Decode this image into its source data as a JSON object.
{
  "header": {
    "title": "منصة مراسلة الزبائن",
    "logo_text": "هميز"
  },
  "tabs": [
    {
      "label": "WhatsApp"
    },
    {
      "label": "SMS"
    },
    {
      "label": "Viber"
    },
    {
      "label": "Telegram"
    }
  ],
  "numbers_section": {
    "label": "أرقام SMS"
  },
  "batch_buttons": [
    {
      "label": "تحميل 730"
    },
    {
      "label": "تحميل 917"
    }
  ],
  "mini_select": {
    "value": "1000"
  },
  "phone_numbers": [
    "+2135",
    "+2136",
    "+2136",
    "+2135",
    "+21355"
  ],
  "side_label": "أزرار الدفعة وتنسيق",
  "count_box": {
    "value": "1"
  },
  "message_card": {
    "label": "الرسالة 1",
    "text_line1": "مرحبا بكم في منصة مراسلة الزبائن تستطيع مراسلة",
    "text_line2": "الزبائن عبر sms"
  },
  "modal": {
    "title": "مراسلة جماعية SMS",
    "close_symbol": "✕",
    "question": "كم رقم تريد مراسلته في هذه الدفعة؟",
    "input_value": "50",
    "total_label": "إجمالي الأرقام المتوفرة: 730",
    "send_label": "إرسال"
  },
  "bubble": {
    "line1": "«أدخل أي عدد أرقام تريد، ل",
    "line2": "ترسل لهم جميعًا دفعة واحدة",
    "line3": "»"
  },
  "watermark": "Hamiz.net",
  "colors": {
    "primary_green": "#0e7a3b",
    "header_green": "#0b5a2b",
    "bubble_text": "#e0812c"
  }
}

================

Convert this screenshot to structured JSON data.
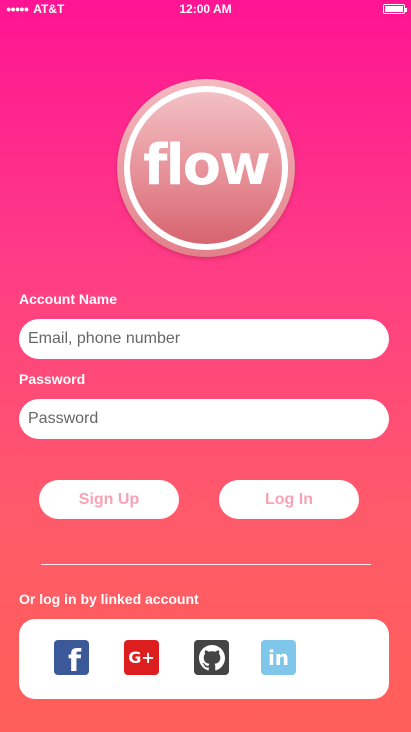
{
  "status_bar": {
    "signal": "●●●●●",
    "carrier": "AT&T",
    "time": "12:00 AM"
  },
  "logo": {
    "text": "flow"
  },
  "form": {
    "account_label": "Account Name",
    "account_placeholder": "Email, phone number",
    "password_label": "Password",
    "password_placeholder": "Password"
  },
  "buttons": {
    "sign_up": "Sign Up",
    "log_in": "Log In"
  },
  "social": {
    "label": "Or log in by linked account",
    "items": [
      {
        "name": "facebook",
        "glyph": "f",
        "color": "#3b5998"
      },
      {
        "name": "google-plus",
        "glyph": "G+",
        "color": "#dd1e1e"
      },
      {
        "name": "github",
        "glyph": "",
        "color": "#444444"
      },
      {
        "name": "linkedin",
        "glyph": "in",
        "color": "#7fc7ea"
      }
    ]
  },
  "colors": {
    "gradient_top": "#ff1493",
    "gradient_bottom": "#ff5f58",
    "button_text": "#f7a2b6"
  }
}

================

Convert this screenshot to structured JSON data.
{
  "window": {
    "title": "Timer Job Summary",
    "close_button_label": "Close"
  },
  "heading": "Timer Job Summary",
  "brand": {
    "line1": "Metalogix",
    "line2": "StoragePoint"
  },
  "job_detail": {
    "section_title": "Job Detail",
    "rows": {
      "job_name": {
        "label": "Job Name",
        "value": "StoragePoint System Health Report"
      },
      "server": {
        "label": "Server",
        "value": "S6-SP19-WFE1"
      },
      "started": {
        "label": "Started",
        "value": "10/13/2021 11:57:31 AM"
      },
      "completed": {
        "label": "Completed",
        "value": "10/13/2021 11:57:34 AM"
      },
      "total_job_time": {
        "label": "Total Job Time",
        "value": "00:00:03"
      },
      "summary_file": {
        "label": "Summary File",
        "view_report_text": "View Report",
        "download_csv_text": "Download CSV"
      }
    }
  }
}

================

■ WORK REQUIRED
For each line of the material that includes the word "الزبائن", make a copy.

■ PROBLEM SOLUTION
    "title": "منصة مراسلة الزبائن",
    "text_line1": "مرحبا بكم في منصة مراسلة الزبائن تستطيع مراسلة",
    "text_line2": "الزبائن عبر sms"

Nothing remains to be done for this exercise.